呀 works very similarly to 啊 in the way that it heightens the emotion of the statement. However, the difference between the two is that 呀 is more common among younger people. I also like to think of 呀 as the informal, melodramatic version of 啊.
- To express excitement or exclamation (statement/question + 呀). When you’re really anxious for an answer, add 呀 to the end of your question.
A: 我有一个新女朋友。(wǒ yǒu yígè xīn nǚ péngyǒu.) — I have a new girlfriend.
B: 是谁呀？(shì shéi ya?) — Who is it?
If 啊 doesn’t quite reflect how excited or antsy you really are, end your statement with 呀.
快来呀！ (kuài lái ya!) — Come on!

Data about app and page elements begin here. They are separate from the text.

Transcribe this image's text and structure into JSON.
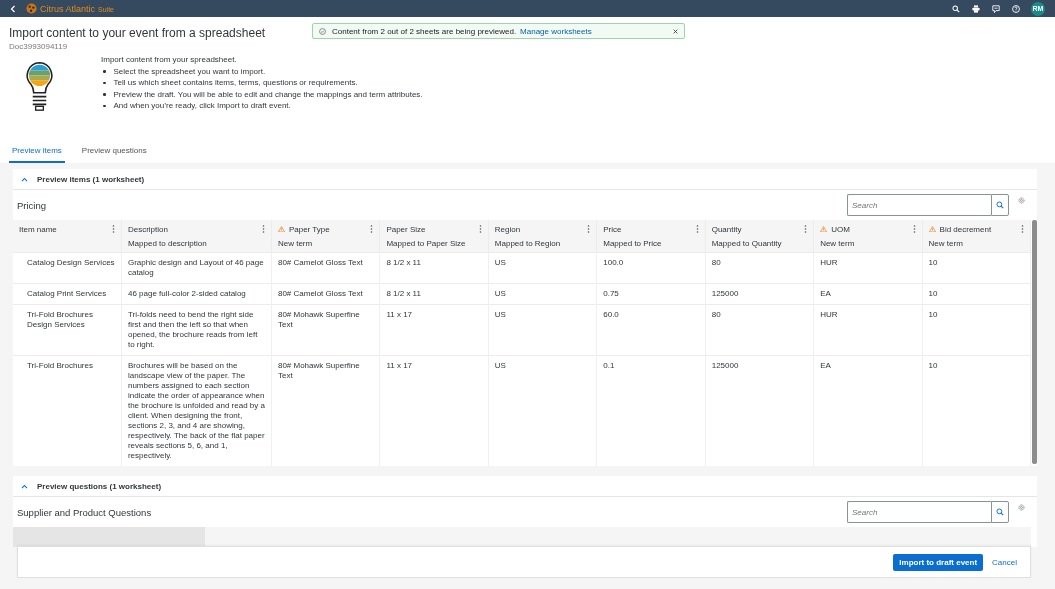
{
  "topbar": {
    "brand": "Citrus Atlantic",
    "brand_suffix": "Suite",
    "avatar": "RM"
  },
  "toast": {
    "message": "Content from 2 out of 2 sheets are being previewed.",
    "link": "Manage worksheets"
  },
  "header": {
    "title": "Import content to your event from a spreadsheet",
    "doc_id": "Doc3993094119"
  },
  "intro": {
    "heading": "Import content from your spreadsheet.",
    "bullets": [
      "Select the spreadsheet you want to import.",
      "Tell us which sheet contains items, terms, questions or requirements.",
      "Preview the draft. You will be able to edit and change the mappings and term attributes.",
      "And when you’re ready, click Import to draft event."
    ]
  },
  "tabs": [
    {
      "label": "Preview items",
      "selected": true
    },
    {
      "label": "Preview questions",
      "selected": false
    }
  ],
  "items_section": {
    "heading": "Preview items (1 worksheet)",
    "expanded": true,
    "table_title": "Pricing",
    "search_placeholder": "Search",
    "columns": [
      {
        "name": "Item name",
        "warning": false
      },
      {
        "name": "Description",
        "mapping": "Mapped to description",
        "warning": false
      },
      {
        "name": "Paper Type",
        "mapping": "New term",
        "warning": true
      },
      {
        "name": "Paper Size",
        "mapping": "Mapped to Paper Size",
        "warning": false
      },
      {
        "name": "Region",
        "mapping": "Mapped to Region",
        "warning": false
      },
      {
        "name": "Price",
        "mapping": "Mapped to Price",
        "warning": false
      },
      {
        "name": "Quantity",
        "mapping": "Mapped to Quantity",
        "warning": false
      },
      {
        "name": "UOM",
        "mapping": "New term",
        "warning": true
      },
      {
        "name": "Bid decrement",
        "mapping": "New term",
        "warning": true
      }
    ],
    "rows": [
      [
        "Catalog Design Services",
        "Graphic design and Layout of 46 page catalog",
        "80# Camelot Gloss Text",
        "8 1/2 x 11",
        "US",
        "100.0",
        "80",
        "HUR",
        "10"
      ],
      [
        "Catalog Print Services",
        "46 page full-color 2-sided catalog",
        "80# Camelot Gloss Text",
        "8 1/2 x 11",
        "US",
        "0.75",
        "125000",
        "EA",
        "10"
      ],
      [
        "Tri-Fold Brochures Design Services",
        "Tri-folds need to bend the right side first and then the left so that when opened, the brochure reads from left to right.",
        "80# Mohawk Superfine Text",
        "11 x 17",
        "US",
        "60.0",
        "80",
        "HUR",
        "10"
      ],
      [
        "Tri-Fold Brochures",
        "Brochures will be based on the landscape view of the paper. The numbers assigned to each section indicate the order of appearance when the brochure is unfolded and read by a client. When designing the front, sections 2, 3, and 4 are showing, respectively. The back of the flat paper reveals sections 5, 6, and 1, respectively.",
        "80# Mohawk Superfine Text",
        "11 x 17",
        "US",
        "0.1",
        "125000",
        "EA",
        "10"
      ]
    ]
  },
  "questions_section": {
    "heading": "Preview questions (1 worksheet)",
    "expanded": true,
    "table_title": "Supplier and Product Questions",
    "search_placeholder": "Search"
  },
  "footer": {
    "primary": "Import to draft event",
    "secondary": "Cancel"
  }
}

3 Essential Chinese Aspect Particles
Tenses don’t exist in Chinese. Instead, the language relies on aspect particles. These are function words that come after the verb in a sentence to determine the state of the action. Different aspect particles will indicate whether an action is complete, has been done in the past, ongoing, etc.
Confused? Don’t worry. Many aspect particles, or 时态助词 (shí tài zhùcí), are very similar to the tenses we have in English.
As you can see, 了 works both as a modal and aspect particle. When it’s an aspect particle, 了 is attached to the verb rather than placed at the end of the statement.
- To indicate an action is complete (verb + 了). When the Chinese “le” works as an aspect particle, it shows that the action is done. You can think of 了 as tacking on “-ed” to the end of verbs in English to turn them into the past tense.
她吃了整个披萨。(tā chīle zhěnggè pīsà.) — She ate the whole pizza.
今天早上他去了超市。(jīntiān zǎoshang tā qùle chāoshì.) — He went to the supermarket this morning.
When the word takes the fourth tone, 过 becomes a verb that means “to cross.” When paired with another verb as an aspect particle, 过 in Chinese means something different.
- To show that an action has been done in the past (verb + 过 + object). If the action has been completed at an indefinite time in the past, this is where 过 comes in. This is pretty much how we also understand the present perfect tense in English.
你去过哥斯达黎加吗？(nǐ qùguo gēsīdálíjiā ma?) — Have you ever been to Costa Rica?
她看过这电影很多次了。(tā kànguo zhè diànyǐng hěnduō cìle.) — She has watched the movie too many times.
This one might be a bit of a head-scratcher since this particle is used to express an ongoing action, not an action that’s currently in progress. I’ll break it down for you.
- To express a continuous action (verb + 着). While there’s a way to translate -ing verbs in Chinese, 着 is not the way to do so. 着 implies that one action will happen simultaneously with another action. If it helps, you can think of this as the conjunction “while” in English.
Please note that 着 only follows the verb in the “while” clause.
你洗着碗，我做晚饭。(nǐ xǐzhe wǎn, wǒ zuò wǎnfàn.) — I’ll cook dinner while you wash the dishes./I’ll cook dinner, you wash the dishes.
你点着菜，我停车。(nǐ diǎnzhe cài, wǒ tíngchē.) — I’ll park the car while you order food./I’ll park the car, you order food.
That was a lot to go through, but you made it! As you can see, Chinese particles play a bigger role in language than you might’ve noticed in the past, if at all. Now that you know how to use these particles, you’re one step closer to Chinese fluency!